For the few who haven’t seen

Avengers: Infinity War yet,

SPOILER ALERT!! You’ve been warned…..

Superhero movies have transcended their tropes and evolved into darker and grittier versions of their predecessors with themes relating to real world problems being reflected in these cinematic universes. As has been the norm, a superhero movie is only as good as its main antagonist, as evidenced by the popularity of Killmonger and Heath Ledger’s legendary Joker, for these characters are what define our favorite heroes. Infinity War gives us one such villain in the form of the Mad Titan, Thanos. Driven by the motive to wipe out half the Universe, Thanos neither possesses a lust for power nor has vengeances fueling his quest but a seemingly “selfless” motive: to ensure that other planets in the universe do not suffer the same fate as his home of Titan – wiped out due to lack of resources to support the rapidly growing population. Sound familiar?

The Kind Killer!

Thanos’s reply to Gamora that the universe’s resource are finite and that he is offering a painless and unprejudiced solution to the masses he seeks to obliterate, although a bit maniacal, is extremely ‘thoughtful’ for a villain or, as some would say an antihero. Moreover, the scene where Thanos uses the reality stone to show Doctor Strange Titan in its prime and comparing that to the pathetic condition it is in now is a pivotal moment as it shows the logic behind the Mad Titan as his ‘prophecy’ of numbers clogging resources and the ultimate destruction actually materialized.

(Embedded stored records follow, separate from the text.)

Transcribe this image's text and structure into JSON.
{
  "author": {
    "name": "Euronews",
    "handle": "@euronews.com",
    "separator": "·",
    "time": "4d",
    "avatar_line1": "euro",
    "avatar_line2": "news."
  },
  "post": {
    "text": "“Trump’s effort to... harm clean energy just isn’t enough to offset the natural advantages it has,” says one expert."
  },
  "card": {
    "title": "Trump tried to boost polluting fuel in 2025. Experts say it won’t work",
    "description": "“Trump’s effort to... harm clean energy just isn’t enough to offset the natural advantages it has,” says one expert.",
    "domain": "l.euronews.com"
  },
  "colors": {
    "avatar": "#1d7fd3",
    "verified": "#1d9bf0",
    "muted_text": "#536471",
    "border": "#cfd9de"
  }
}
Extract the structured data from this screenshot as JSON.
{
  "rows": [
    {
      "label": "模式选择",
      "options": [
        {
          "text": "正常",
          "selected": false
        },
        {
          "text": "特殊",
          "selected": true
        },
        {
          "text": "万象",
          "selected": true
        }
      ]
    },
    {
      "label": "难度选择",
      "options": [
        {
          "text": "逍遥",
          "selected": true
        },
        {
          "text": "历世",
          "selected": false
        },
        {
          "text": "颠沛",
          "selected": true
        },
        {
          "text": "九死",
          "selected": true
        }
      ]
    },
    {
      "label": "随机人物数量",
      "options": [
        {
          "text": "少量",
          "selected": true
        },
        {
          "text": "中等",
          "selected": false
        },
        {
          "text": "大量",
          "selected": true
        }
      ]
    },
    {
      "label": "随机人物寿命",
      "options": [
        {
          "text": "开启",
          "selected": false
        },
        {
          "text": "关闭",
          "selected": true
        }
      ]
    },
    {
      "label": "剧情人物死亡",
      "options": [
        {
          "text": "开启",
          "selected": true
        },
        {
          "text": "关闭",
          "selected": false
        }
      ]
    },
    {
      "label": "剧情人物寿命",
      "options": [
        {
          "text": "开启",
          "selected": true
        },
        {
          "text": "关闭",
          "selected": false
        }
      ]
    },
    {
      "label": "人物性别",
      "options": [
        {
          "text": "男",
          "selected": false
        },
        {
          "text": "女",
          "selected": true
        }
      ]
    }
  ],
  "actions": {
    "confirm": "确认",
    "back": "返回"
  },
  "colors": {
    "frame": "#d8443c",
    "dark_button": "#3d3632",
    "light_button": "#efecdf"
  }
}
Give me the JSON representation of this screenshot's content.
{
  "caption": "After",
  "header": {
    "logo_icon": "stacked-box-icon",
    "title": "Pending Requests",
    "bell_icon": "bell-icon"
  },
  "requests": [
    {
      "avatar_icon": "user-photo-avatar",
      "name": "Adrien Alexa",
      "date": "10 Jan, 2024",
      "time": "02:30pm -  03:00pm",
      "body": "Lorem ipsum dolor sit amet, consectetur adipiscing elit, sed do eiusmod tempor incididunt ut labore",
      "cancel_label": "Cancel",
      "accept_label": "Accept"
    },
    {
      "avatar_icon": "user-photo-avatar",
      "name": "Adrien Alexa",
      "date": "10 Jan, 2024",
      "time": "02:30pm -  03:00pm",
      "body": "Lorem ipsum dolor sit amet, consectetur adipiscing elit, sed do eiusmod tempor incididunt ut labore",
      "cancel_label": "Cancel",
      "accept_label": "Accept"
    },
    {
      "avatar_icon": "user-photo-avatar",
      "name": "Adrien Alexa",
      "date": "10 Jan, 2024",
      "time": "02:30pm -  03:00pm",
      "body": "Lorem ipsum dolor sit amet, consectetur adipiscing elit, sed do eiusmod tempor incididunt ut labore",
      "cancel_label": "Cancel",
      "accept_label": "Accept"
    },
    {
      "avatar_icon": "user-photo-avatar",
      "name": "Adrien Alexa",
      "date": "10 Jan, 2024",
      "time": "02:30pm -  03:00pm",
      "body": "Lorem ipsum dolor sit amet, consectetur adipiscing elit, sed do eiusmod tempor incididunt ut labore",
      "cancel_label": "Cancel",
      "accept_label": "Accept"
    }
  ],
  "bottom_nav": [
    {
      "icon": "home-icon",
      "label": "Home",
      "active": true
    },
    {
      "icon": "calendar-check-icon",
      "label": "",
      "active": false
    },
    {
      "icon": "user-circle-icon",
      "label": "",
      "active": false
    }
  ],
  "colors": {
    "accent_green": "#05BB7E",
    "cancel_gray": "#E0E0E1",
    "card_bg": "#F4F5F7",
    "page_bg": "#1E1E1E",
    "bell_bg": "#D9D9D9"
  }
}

Did Thanos just Plagiarize?

Thanos’s theory, by the way, is not an original one.

Back on earth, in the 1700’s, economist Thomas Malthus had similar ideas and he had posited, “By nature, human food increases in a slow arithmetical ratio; human population increases in a quick geometrical ratio unless want and vice stop him. The increase in numbers is necessarily limited by the means of subsistence. Population invariably increases when the means of subsistence increase, unless prevented by powerful and obvious checks.”

Essentially what Malthus means is that we would run out of food to feed the growing numbers and the end results would be catastrophic (Malthusian catastrophe). The Malthusian theory is crude and archaic as his parameters are limited and he fails to take into account a very crucial factor – technology. Taking a live example of the current worldwide scenario, overpopulation and rising population density is a real cause for worry with its negative repercussions visible in many parts of the world, Manila in the Philippines being a prime example. Also, Malthusian theory failed to notice the human factors like crime and wars.

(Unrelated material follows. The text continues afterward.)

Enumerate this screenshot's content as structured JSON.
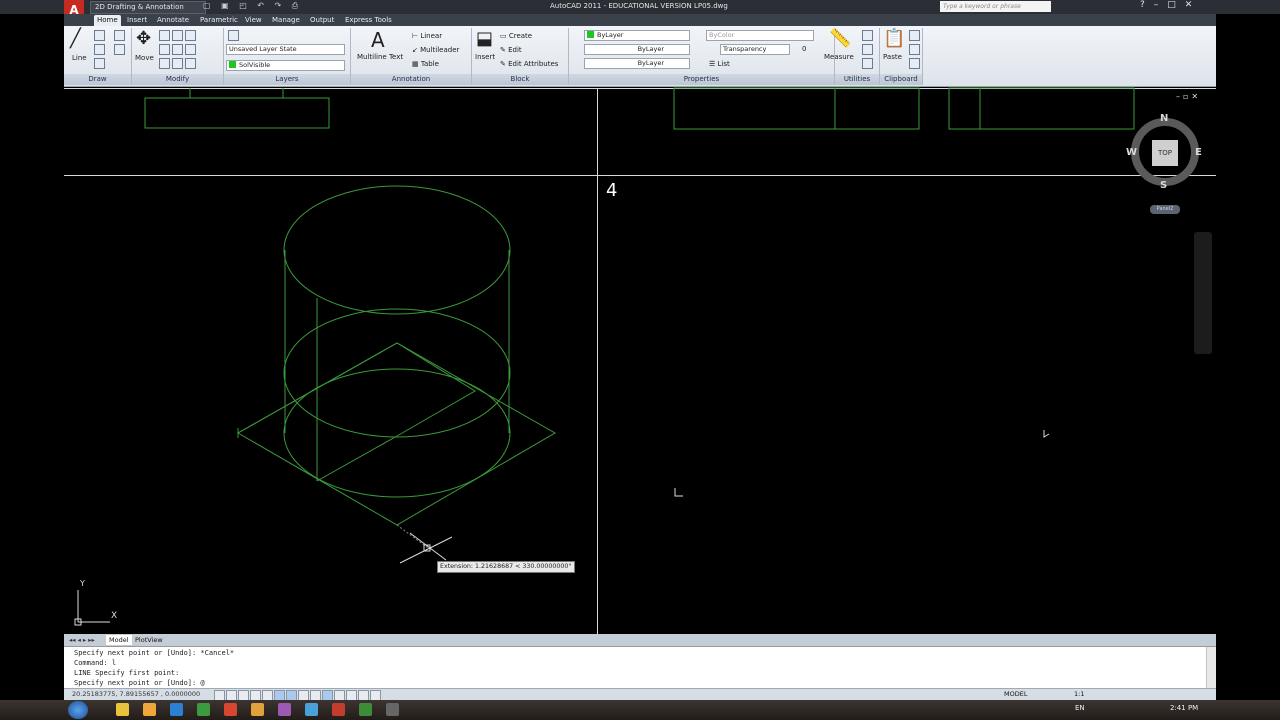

Crime is on the rise and the point is driven home by the drastic rise in corporate and government spending on security. This trend in the frequency of crimes and social unrest is a side-effect of high populations as it is quite simply not possible to maintain an ‘honest’ living in the current competitive scenario. On the other hand, Scandinavian countries are considered the best places to live in and is home to the happiest population as per recent surveys (They have low population).

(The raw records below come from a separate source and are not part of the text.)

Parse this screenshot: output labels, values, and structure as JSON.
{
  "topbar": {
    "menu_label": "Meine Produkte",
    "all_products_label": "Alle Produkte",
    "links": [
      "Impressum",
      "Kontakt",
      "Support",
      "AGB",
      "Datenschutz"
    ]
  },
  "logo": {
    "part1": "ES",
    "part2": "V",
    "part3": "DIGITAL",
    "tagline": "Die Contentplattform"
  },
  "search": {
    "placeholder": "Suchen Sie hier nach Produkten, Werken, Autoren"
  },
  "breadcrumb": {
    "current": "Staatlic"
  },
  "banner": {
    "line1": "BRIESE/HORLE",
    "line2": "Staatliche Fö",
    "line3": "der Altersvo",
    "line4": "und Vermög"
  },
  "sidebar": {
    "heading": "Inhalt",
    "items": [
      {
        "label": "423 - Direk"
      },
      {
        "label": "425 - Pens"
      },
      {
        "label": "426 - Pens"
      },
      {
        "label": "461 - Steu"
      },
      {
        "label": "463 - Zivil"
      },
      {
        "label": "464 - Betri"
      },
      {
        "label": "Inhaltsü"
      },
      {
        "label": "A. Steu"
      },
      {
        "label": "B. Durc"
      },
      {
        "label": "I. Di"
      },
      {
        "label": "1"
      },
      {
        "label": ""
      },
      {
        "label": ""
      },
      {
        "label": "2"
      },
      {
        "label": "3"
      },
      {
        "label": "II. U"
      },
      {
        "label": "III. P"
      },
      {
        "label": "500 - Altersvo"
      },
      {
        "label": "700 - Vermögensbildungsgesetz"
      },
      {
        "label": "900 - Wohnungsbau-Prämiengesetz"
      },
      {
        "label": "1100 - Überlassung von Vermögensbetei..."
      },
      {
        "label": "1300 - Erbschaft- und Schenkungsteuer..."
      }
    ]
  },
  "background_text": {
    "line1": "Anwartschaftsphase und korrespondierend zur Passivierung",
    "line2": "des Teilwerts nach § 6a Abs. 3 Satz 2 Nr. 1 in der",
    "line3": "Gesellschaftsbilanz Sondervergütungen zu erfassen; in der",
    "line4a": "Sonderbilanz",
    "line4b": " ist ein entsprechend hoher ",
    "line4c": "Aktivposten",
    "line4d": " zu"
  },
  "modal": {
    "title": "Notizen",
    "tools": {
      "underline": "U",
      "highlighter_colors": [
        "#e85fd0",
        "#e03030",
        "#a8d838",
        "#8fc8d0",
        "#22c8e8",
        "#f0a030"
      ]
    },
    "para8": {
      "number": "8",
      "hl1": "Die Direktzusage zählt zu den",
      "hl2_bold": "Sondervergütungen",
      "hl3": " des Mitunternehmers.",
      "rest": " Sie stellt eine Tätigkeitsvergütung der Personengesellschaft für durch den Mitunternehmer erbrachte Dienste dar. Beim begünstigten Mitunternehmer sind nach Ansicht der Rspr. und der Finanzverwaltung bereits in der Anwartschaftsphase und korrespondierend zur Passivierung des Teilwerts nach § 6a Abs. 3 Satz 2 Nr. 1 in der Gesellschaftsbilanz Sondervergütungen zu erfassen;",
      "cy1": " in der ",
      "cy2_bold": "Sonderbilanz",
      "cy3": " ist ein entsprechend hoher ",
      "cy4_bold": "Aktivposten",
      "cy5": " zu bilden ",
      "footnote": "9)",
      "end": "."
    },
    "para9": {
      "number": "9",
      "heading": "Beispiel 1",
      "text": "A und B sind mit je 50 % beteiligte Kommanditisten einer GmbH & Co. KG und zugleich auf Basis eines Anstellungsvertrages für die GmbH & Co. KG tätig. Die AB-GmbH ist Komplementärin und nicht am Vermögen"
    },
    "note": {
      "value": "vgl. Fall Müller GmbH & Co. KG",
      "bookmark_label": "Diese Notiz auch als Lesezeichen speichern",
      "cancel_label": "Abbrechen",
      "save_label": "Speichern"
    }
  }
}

Thanos ain’t so bad…

In short, Thanos is not all that bad and it could be safe to say that he has probably saved the world in the longer run and is thus a hero in the same mantle as that of the Avengers. It is also poignant that he himself has faced terrible loses in his quest. An important point to be noted is the fact that Thanos hold no bias while eliminating half the living beings over the worlds. He uses random elimination which would anyway be the result of a catastrophic calamity. So essentially, he causes the result of a catastrophe to avoid the catastrophe. Which is a lot to think about.

But all the serious repercussions and our resembling real-life problems aside, let’s focus more on the stories of our villains and the genius behind them for a change. Was Thanos a Savior or a Savage? Wait, shouldn’t Thanos have his own MCU movie? We leave you with that parting thought wink wink



This article has been written in collaboration by two of our Authors: Anil Vinayak and Ananya Bal. You can read more of their individual work by clicking on the hyperlink.